┌──

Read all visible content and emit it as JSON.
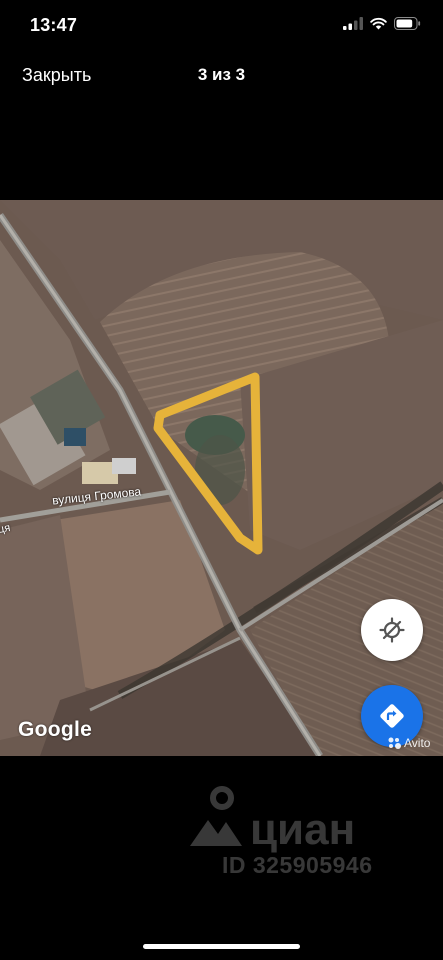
{
  "status_bar": {
    "time": "13:47",
    "battery_level": 0.85
  },
  "nav": {
    "close_label": "Закрыть",
    "counter": "3 из 3"
  },
  "map": {
    "street_label": "вулиця Громова",
    "street_label_2": "вулиця Громова",
    "provider": "Google",
    "highlight_color": "#e6b33a"
  },
  "buttons": {
    "recenter_icon": "recenter-icon",
    "directions_icon": "directions-icon"
  },
  "watermarks": {
    "avito": "Avito",
    "cian_word": "циан",
    "cian_id": "ID 325905946"
  }
}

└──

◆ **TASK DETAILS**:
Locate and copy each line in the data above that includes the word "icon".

◆ **TASK OUTPUT**:
    "recenter_icon": "recenter-icon",
    "directions_icon": "directions-icon"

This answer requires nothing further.